## DATA FOR ANALYSIS:
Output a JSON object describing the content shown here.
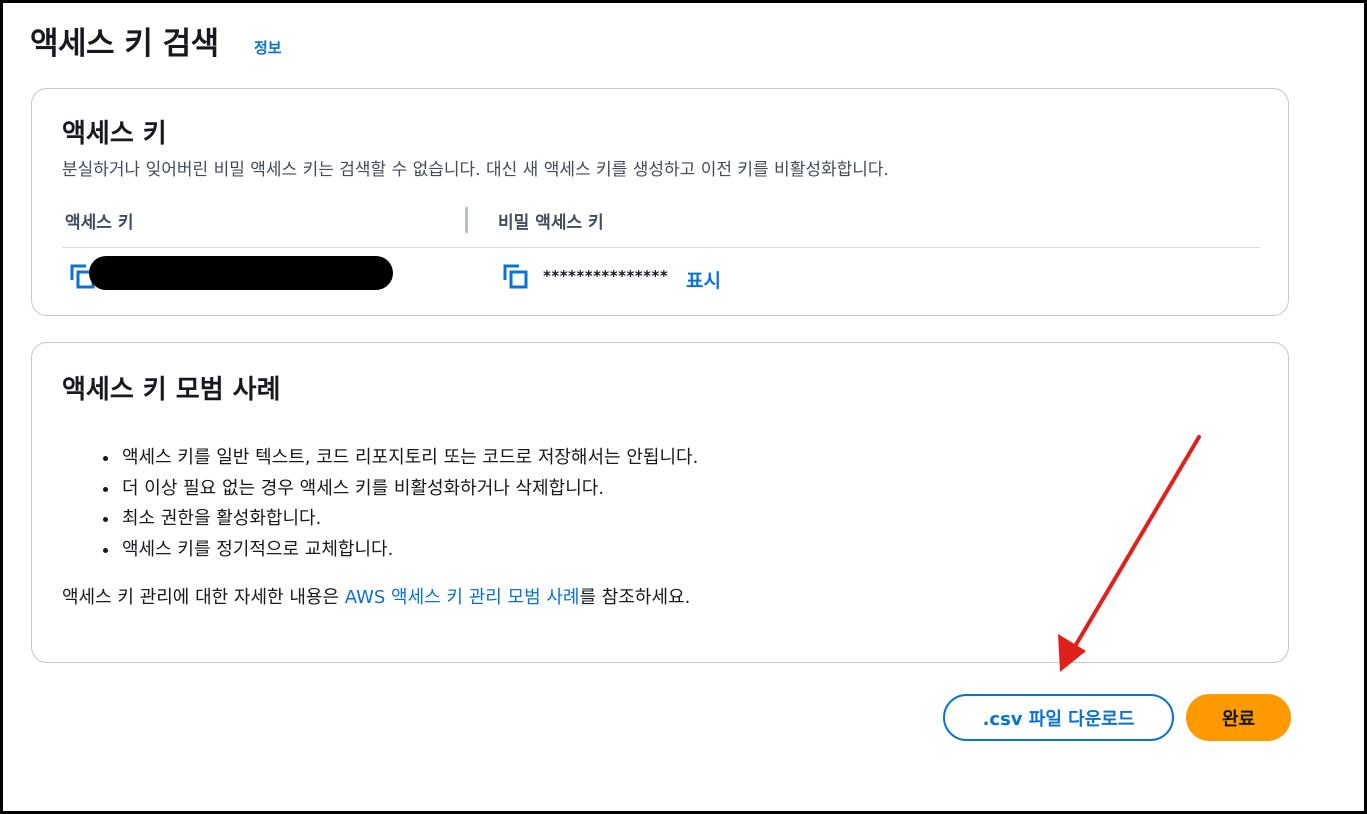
{
  "header": {
    "title": "액세스 키 검색",
    "info_link": "정보"
  },
  "access_key_card": {
    "title": "액세스 키",
    "description": "분실하거나 잊어버린 비밀 액세스 키는 검색할 수 없습니다. 대신 새 액세스 키를 생성하고 이전 키를 비활성화합니다.",
    "columns": [
      "액세스 키",
      "비밀 액세스 키"
    ],
    "access_key_value": "",
    "secret_key_masked": "***************",
    "show_label": "표시",
    "icons": [
      "copy-icon",
      "copy-icon"
    ]
  },
  "best_practices_card": {
    "title": "액세스 키 모범 사례",
    "items": [
      "액세스 키를 일반 텍스트, 코드 리포지토리 또는 코드로 저장해서는 안됩니다.",
      "더 이상 필요 없는 경우 액세스 키를 비활성화하거나 삭제합니다.",
      "최소 권한을 활성화합니다.",
      "액세스 키를 정기적으로 교체합니다."
    ],
    "reference_prefix": "액세스 키 관리에 대한 자세한 내용은 ",
    "reference_link": "AWS 액세스 키 관리 모범 사례",
    "reference_suffix": "를 참조하세요."
  },
  "actions": {
    "download_csv": ".csv 파일 다운로드",
    "done": "완료"
  },
  "colors": {
    "link": "#0972d3",
    "primary_button": "#ff9900",
    "annotation_arrow": "#e0201b"
  }
}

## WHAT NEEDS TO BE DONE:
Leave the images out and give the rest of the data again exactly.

## TASK OUTPUT:
Output a JSON object describing the content shown here.
{
  "header": {
    "title": "액세스 키 검색",
    "info_link": "정보"
  },
  "access_key_card": {
    "title": "액세스 키",
    "description": "분실하거나 잊어버린 비밀 액세스 키는 검색할 수 없습니다. 대신 새 액세스 키를 생성하고 이전 키를 비활성화합니다.",
    "columns": [
      "액세스 키",
      "비밀 액세스 키"
    ],
    "access_key_value": "",
    "secret_key_masked": "***************",
    "show_label": "표시",
    "icons": [
      "copy-icon",
      "copy-icon"
    ]
  },
  "best_practices_card": {
    "title": "액세스 키 모범 사례",
    "items": [
      "액세스 키를 일반 텍스트, 코드 리포지토리 또는 코드로 저장해서는 안됩니다.",
      "더 이상 필요 없는 경우 액세스 키를 비활성화하거나 삭제합니다.",
      "최소 권한을 활성화합니다.",
      "액세스 키를 정기적으로 교체합니다."
    ],
    "reference_prefix": "액세스 키 관리에 대한 자세한 내용은 ",
    "reference_link": "AWS 액세스 키 관리 모범 사례",
    "reference_suffix": "를 참조하세요."
  },
  "actions": {
    "download_csv": ".csv 파일 다운로드",
    "done": "완료"
  },
  "colors": {
    "link": "#0972d3",
    "primary_button": "#ff9900",
    "annotation_arrow": "#e0201b"
  }
}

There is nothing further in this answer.